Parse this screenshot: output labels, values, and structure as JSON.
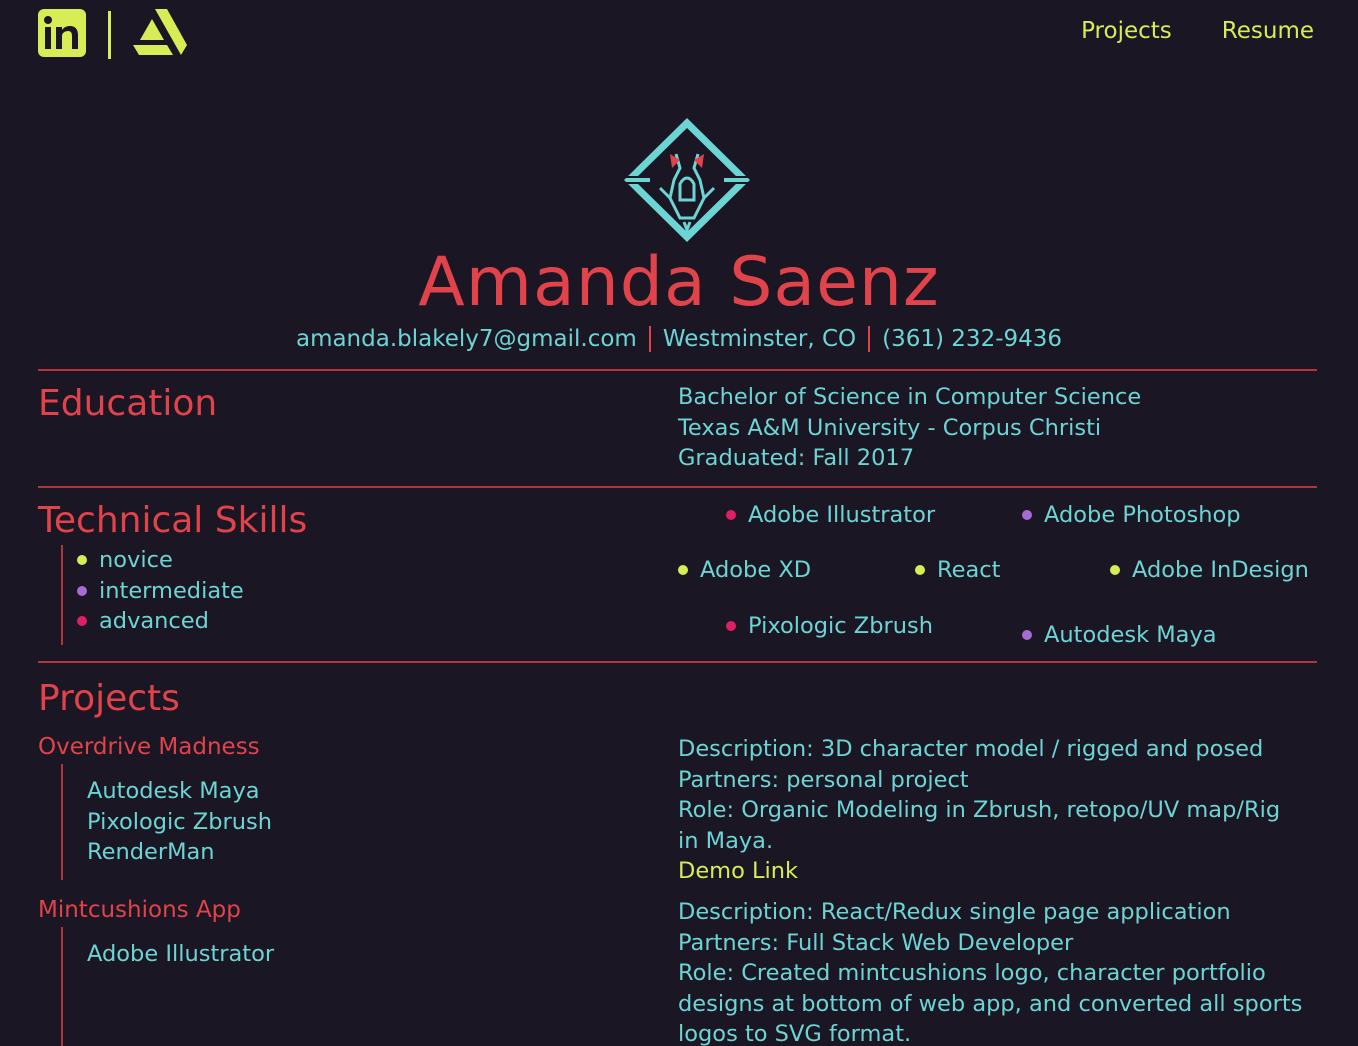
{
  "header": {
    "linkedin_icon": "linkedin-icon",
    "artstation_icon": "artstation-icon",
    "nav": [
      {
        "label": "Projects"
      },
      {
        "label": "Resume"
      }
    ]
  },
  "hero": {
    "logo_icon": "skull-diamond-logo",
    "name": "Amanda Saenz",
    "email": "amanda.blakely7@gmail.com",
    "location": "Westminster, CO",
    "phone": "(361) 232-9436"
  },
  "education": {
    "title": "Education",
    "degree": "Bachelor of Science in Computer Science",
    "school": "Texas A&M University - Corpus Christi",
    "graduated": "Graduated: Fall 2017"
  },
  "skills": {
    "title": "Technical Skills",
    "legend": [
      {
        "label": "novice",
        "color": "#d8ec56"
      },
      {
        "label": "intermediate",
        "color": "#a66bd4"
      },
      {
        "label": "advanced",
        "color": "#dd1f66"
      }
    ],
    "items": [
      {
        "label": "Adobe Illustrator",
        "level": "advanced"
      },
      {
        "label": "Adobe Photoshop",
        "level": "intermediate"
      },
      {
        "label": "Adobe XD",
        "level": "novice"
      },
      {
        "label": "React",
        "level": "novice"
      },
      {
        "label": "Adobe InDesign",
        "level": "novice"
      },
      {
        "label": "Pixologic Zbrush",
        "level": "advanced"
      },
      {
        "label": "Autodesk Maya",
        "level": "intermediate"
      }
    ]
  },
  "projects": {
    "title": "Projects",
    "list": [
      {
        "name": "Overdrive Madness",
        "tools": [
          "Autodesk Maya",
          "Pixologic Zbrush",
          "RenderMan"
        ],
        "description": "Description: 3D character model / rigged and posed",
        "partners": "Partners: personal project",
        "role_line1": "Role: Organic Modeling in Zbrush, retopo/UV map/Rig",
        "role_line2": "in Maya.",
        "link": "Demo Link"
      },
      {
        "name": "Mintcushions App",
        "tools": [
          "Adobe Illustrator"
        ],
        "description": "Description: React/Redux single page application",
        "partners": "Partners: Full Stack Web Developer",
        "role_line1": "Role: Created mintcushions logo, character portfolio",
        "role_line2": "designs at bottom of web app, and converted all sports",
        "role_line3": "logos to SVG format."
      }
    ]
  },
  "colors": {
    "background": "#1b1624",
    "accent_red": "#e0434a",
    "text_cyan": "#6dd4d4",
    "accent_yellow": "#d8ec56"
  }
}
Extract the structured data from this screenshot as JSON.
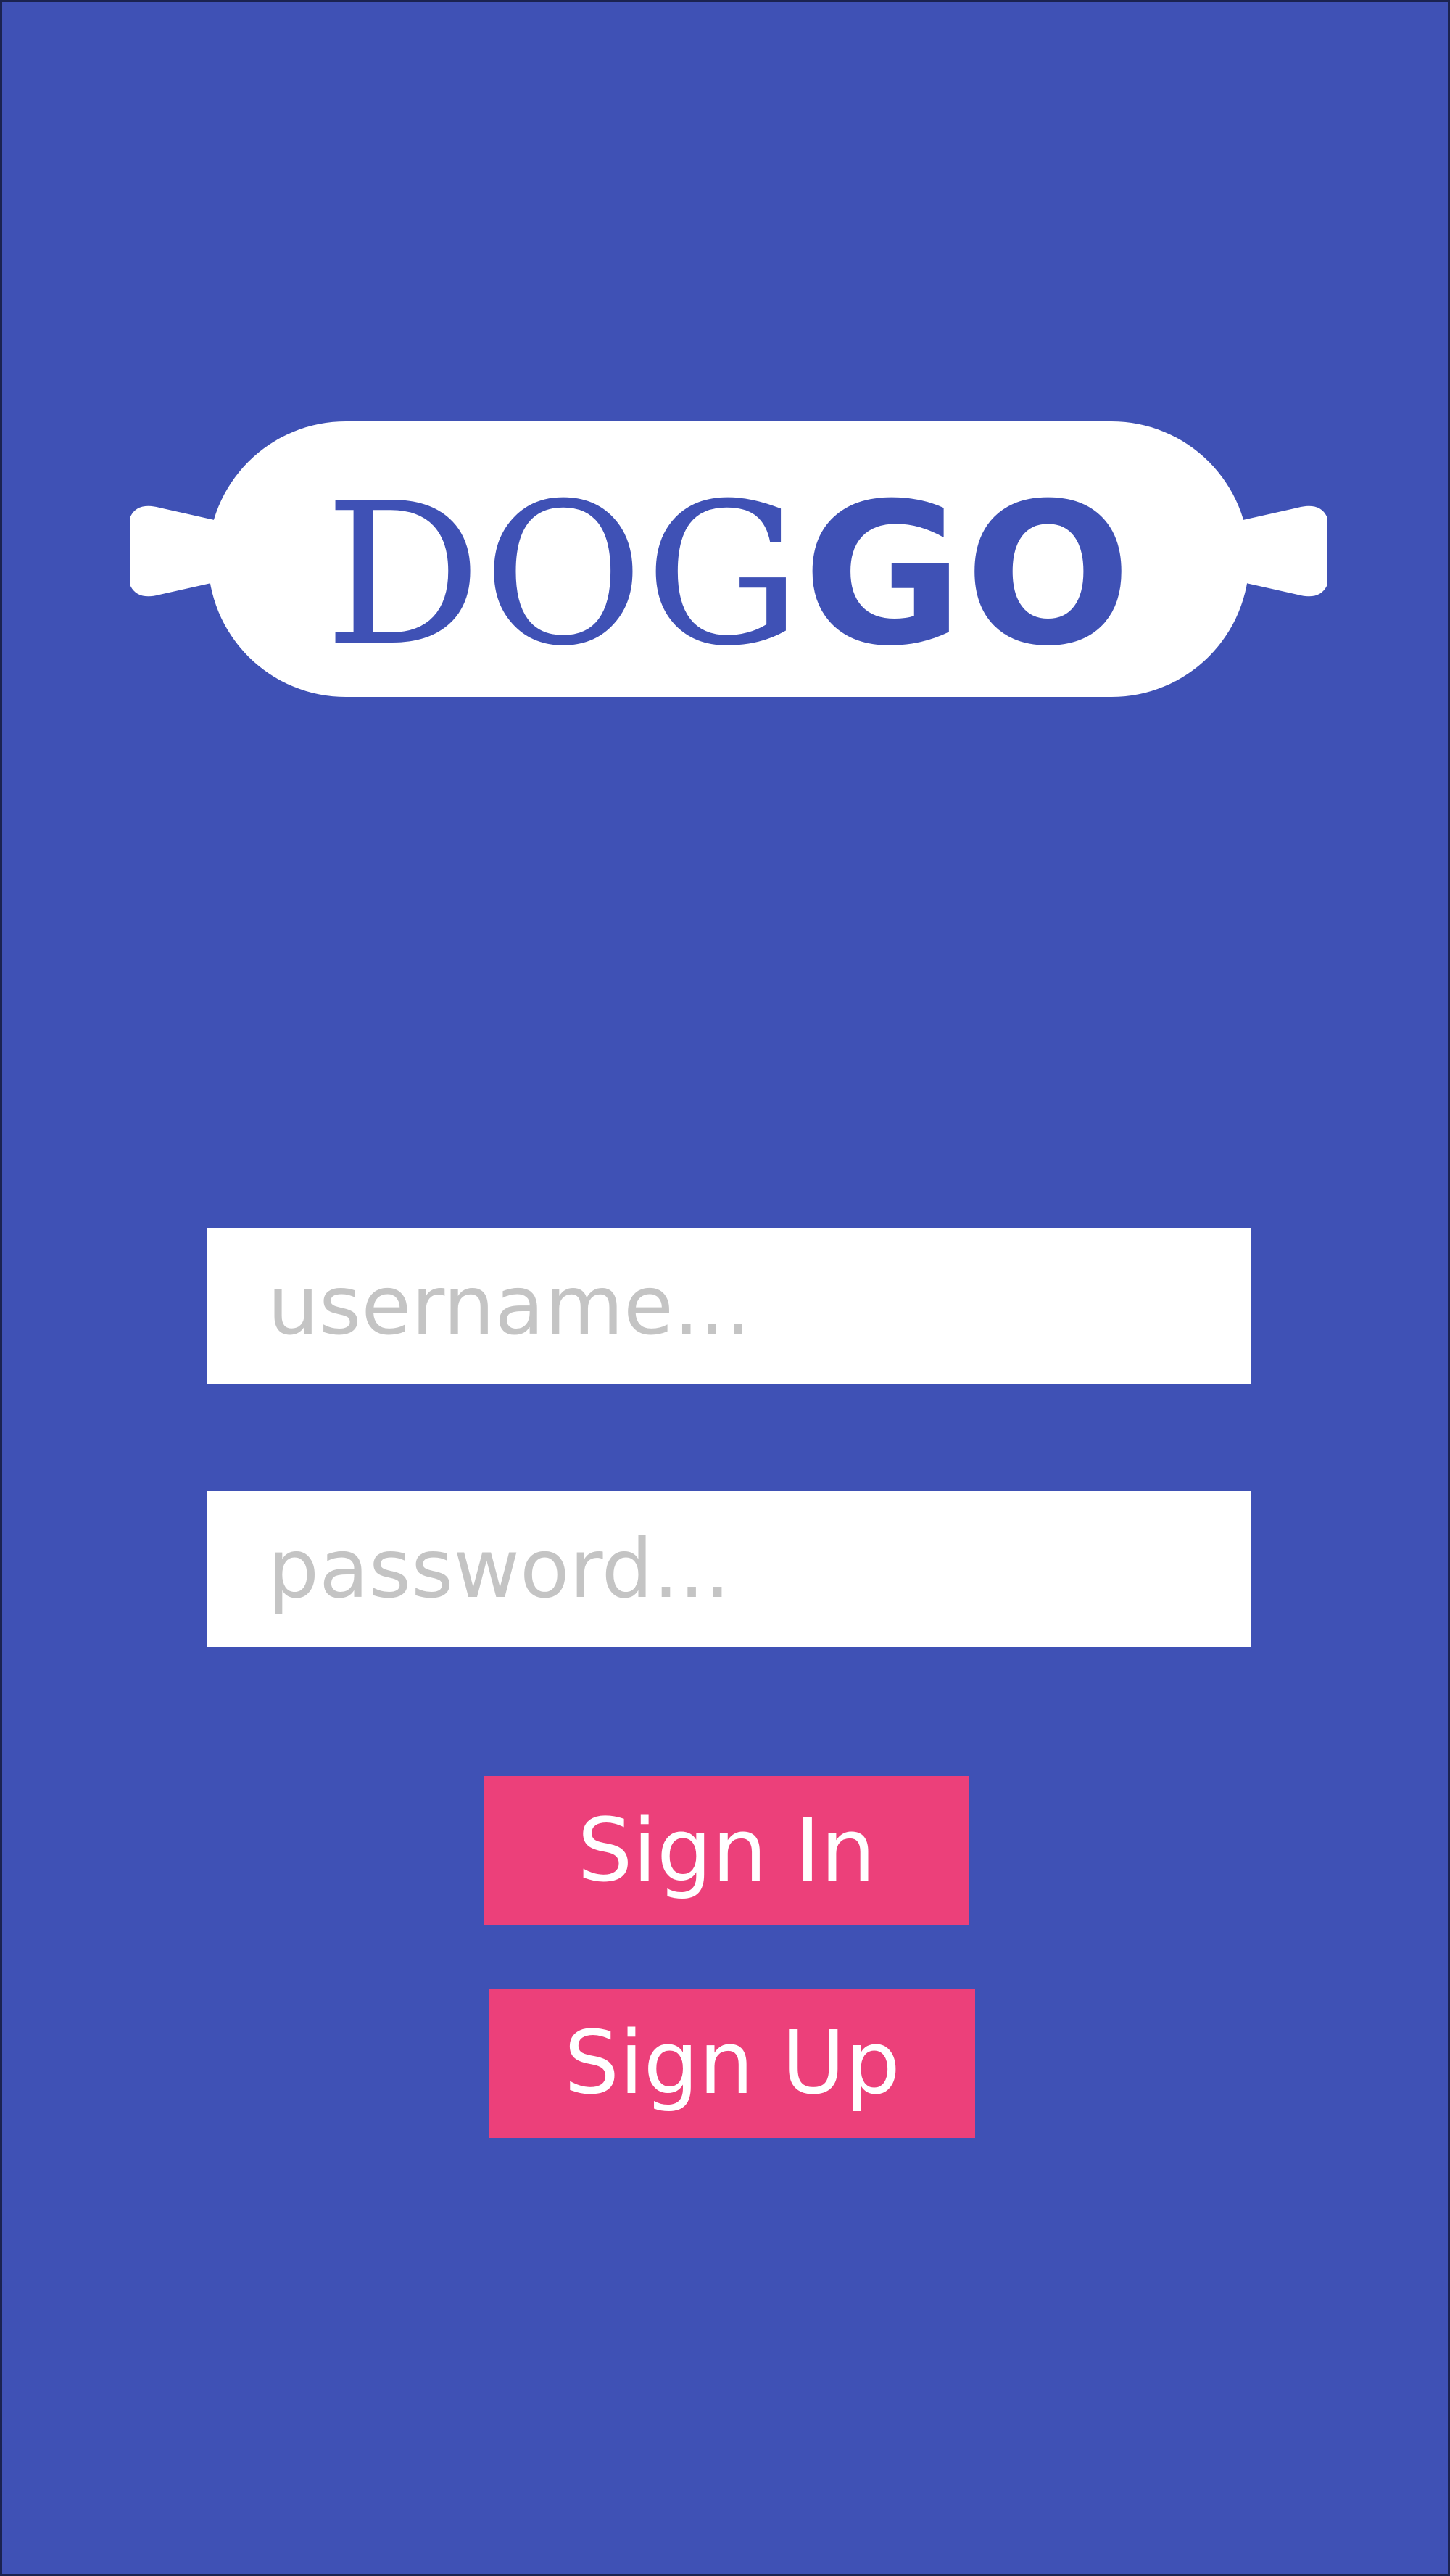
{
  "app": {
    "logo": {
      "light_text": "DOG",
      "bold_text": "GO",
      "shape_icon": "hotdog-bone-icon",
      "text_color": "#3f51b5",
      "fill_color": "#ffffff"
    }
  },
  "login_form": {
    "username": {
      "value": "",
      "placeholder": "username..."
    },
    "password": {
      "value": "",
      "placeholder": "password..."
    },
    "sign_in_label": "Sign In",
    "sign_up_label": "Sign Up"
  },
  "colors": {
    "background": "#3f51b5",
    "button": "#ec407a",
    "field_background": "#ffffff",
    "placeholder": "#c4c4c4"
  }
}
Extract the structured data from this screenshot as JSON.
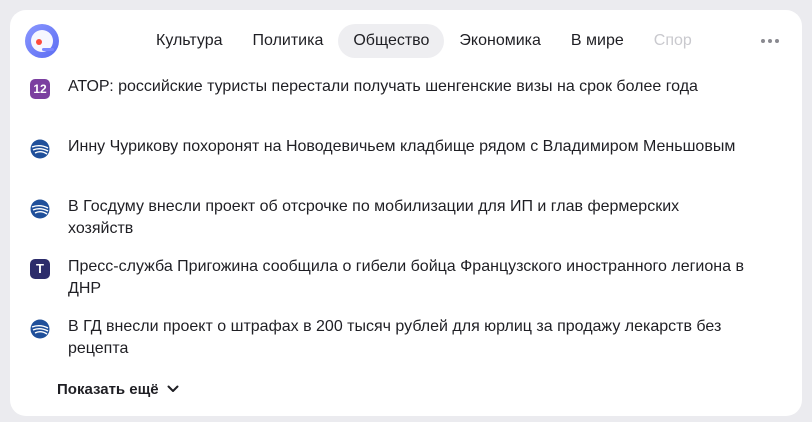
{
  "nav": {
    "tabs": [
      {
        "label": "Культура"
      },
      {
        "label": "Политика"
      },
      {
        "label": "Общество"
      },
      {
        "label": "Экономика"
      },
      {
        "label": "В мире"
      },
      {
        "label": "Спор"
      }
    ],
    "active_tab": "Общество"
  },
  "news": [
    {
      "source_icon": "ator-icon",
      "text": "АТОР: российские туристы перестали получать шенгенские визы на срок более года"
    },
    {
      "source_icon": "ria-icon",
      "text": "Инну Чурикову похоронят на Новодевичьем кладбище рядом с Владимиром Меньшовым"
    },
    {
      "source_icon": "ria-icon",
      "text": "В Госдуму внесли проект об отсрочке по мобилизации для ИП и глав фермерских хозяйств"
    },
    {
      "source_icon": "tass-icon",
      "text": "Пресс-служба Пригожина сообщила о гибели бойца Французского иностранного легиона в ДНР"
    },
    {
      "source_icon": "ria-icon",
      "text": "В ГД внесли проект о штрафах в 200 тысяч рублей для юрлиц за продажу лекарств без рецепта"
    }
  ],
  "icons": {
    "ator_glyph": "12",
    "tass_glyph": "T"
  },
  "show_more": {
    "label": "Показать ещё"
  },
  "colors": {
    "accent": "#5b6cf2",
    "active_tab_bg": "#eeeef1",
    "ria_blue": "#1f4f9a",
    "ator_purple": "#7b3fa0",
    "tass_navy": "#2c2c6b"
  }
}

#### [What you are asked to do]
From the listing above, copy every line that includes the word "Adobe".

#### [Written response]
        "label": "Adobe Illustrator",
        "label": "Adobe Photoshop",
        "label": "Adobe XD",
        "label": "Adobe InDesign",
          "Adobe Illustrator"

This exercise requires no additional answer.